ASSIGNMENT
Show all lines from the material that carry the word "true".
*** Opening of INPUT FOR THIS TASK ***
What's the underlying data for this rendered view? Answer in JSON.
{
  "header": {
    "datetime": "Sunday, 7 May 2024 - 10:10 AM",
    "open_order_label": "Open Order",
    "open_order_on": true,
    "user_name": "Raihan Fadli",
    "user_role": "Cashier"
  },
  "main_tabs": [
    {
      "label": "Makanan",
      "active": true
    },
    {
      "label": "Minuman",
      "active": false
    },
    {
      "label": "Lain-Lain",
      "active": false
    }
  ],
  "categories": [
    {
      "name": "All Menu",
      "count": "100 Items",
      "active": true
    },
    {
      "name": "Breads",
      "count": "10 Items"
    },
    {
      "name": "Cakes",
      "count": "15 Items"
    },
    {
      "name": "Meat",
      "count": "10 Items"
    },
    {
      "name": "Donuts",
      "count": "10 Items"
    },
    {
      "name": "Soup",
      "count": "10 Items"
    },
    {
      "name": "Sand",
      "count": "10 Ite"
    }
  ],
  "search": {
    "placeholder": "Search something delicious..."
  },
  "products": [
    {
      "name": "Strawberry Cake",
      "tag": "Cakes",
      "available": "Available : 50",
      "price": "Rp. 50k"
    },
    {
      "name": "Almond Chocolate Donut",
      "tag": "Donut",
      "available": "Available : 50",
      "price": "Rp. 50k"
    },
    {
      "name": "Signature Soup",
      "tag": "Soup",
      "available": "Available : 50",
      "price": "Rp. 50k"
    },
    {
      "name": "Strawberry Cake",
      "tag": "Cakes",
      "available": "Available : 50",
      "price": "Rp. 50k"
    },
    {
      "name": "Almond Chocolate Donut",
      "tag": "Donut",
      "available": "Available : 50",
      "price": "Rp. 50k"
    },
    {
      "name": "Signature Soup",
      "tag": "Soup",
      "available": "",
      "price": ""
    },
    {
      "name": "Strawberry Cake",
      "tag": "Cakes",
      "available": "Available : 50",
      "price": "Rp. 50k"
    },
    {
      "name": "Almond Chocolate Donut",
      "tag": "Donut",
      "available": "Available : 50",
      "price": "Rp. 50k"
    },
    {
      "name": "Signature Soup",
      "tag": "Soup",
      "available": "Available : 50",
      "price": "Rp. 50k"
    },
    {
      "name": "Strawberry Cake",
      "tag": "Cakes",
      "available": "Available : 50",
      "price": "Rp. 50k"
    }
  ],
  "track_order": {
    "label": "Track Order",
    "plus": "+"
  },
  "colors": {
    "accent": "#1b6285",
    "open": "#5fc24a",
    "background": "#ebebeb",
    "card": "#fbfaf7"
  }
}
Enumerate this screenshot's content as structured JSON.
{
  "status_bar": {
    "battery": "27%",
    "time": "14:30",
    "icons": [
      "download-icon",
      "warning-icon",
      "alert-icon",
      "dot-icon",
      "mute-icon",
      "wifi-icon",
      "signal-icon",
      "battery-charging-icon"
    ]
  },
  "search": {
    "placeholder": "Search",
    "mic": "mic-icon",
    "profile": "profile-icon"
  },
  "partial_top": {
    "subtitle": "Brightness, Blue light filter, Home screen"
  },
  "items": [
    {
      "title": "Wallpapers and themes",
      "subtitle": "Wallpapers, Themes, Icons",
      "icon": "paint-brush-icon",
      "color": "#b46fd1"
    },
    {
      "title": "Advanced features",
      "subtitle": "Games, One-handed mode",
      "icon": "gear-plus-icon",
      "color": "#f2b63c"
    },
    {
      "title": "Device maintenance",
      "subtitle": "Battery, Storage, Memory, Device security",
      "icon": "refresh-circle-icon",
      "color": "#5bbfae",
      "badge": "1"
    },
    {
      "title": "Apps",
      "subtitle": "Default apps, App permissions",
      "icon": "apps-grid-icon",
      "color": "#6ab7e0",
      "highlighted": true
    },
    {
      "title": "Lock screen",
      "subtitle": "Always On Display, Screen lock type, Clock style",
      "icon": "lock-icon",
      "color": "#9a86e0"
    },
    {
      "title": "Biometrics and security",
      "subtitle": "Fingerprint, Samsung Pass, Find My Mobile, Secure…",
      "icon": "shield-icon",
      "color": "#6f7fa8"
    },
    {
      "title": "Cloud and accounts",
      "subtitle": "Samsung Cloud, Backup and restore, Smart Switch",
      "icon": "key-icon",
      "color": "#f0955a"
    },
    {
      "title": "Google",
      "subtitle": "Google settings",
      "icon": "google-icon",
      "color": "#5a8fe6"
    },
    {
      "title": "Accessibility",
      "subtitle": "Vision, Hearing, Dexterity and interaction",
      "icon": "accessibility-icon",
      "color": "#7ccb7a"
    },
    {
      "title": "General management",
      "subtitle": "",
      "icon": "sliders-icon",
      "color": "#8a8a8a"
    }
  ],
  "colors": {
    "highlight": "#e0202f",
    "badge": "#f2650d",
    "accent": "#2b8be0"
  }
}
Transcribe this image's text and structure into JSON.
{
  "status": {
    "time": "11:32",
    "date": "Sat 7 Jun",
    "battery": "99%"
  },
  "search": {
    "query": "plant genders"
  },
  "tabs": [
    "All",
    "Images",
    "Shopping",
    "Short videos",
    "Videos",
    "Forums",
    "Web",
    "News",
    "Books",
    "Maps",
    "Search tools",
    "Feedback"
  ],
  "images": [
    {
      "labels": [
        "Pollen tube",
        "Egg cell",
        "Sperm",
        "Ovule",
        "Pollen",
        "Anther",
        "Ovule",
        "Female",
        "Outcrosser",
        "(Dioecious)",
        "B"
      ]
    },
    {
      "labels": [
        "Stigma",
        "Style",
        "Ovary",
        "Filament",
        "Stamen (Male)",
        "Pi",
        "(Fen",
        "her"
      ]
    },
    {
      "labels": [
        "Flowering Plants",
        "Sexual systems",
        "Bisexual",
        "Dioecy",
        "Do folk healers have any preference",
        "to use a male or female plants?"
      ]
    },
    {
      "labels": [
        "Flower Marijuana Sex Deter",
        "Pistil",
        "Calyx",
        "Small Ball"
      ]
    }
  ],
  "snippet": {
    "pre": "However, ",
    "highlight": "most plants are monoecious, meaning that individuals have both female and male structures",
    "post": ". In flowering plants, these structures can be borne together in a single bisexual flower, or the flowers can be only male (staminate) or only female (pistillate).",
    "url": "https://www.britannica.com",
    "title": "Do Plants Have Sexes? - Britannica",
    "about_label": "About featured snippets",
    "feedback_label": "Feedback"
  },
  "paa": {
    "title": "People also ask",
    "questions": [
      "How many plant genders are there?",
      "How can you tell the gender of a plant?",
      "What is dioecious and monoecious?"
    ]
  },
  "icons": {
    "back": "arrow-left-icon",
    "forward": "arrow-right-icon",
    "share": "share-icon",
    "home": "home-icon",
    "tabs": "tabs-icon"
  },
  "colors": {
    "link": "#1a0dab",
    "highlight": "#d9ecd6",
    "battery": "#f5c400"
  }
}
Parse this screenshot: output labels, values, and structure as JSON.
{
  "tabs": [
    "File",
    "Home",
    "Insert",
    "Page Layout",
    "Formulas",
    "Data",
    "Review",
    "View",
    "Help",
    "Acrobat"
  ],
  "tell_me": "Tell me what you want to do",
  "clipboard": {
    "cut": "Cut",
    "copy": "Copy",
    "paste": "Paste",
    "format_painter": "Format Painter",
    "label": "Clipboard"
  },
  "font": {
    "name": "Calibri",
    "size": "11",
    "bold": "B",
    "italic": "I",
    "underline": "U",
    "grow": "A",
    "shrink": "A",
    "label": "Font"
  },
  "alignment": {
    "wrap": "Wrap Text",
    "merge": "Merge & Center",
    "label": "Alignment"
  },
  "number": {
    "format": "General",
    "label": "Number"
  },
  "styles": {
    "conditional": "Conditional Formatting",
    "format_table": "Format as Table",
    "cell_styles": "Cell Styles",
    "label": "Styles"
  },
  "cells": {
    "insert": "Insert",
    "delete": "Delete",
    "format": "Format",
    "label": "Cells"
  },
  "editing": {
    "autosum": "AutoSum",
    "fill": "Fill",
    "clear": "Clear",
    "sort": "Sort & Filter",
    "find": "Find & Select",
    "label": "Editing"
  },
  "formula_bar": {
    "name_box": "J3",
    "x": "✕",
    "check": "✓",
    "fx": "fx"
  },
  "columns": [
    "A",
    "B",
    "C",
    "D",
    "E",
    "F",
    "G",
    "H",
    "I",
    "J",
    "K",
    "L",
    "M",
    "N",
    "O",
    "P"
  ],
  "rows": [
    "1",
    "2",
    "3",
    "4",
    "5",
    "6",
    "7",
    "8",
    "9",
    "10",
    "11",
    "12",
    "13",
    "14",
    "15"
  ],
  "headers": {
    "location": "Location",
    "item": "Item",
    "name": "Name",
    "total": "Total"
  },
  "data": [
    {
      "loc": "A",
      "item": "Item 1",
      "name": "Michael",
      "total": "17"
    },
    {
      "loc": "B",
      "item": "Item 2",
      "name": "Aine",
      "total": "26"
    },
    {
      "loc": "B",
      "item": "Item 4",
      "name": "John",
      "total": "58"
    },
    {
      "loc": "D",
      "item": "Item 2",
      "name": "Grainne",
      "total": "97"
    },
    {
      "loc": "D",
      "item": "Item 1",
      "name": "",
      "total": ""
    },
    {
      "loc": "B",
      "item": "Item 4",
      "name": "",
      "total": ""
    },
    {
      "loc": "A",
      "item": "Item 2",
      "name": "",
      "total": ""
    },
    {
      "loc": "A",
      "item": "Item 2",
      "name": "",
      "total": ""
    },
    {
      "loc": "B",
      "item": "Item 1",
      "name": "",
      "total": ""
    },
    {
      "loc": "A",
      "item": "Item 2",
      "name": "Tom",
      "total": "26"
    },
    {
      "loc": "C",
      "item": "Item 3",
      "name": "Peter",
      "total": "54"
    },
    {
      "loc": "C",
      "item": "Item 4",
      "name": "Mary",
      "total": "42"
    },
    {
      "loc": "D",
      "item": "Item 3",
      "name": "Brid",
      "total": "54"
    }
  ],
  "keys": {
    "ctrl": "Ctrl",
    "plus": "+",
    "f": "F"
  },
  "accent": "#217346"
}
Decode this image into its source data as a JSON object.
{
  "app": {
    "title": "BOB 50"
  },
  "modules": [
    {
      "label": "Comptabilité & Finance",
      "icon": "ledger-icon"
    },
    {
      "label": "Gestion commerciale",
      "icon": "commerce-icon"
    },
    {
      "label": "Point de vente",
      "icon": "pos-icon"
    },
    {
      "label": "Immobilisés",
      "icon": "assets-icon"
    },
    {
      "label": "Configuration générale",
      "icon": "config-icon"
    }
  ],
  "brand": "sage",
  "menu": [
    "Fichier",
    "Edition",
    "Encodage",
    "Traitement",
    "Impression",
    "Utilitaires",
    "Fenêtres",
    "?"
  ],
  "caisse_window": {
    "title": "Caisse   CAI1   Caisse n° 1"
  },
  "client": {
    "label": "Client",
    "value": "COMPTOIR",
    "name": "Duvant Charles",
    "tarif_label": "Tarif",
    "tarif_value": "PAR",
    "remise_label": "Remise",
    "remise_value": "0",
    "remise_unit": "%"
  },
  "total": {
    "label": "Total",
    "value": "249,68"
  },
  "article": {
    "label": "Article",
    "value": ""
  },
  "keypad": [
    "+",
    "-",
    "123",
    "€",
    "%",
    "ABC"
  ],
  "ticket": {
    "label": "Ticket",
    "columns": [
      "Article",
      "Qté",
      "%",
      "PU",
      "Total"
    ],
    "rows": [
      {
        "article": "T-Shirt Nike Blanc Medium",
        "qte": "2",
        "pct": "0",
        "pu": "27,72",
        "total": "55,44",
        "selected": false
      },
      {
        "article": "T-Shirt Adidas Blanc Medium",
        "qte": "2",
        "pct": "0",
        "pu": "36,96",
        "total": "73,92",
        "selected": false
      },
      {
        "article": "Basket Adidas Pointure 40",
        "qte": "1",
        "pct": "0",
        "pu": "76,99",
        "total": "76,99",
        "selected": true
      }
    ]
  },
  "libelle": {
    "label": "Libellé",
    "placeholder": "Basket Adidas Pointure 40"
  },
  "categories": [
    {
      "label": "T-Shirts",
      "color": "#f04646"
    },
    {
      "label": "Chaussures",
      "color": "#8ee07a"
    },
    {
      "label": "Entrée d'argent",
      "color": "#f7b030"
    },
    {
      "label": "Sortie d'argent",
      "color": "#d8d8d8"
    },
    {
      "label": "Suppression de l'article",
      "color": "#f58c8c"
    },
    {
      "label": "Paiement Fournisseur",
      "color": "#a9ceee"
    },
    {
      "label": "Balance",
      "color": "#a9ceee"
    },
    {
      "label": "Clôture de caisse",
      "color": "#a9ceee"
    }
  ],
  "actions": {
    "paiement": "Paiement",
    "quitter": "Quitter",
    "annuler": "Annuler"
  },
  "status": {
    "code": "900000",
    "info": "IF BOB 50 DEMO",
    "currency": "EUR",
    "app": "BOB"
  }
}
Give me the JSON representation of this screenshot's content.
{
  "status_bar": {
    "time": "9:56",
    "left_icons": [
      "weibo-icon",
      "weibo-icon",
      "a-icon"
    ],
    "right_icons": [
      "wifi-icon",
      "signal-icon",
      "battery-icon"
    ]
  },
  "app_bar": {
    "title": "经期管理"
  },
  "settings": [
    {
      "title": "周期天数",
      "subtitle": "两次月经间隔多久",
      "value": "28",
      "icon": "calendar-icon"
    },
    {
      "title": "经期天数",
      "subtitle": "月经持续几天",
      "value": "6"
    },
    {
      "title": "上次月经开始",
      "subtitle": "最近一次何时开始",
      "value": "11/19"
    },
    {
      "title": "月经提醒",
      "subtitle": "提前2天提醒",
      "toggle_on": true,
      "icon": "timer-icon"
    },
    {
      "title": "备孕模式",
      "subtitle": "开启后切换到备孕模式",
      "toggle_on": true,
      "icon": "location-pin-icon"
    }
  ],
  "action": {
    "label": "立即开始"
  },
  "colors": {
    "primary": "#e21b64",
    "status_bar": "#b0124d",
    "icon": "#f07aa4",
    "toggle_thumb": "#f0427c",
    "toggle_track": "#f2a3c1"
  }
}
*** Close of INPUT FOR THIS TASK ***
YOUR SOLUTION
    "open_order_on": true,
      "active": true
      "active": true
      "highlighted": true
        "selected": true
      "toggle_on": true,
      "toggle_on": true,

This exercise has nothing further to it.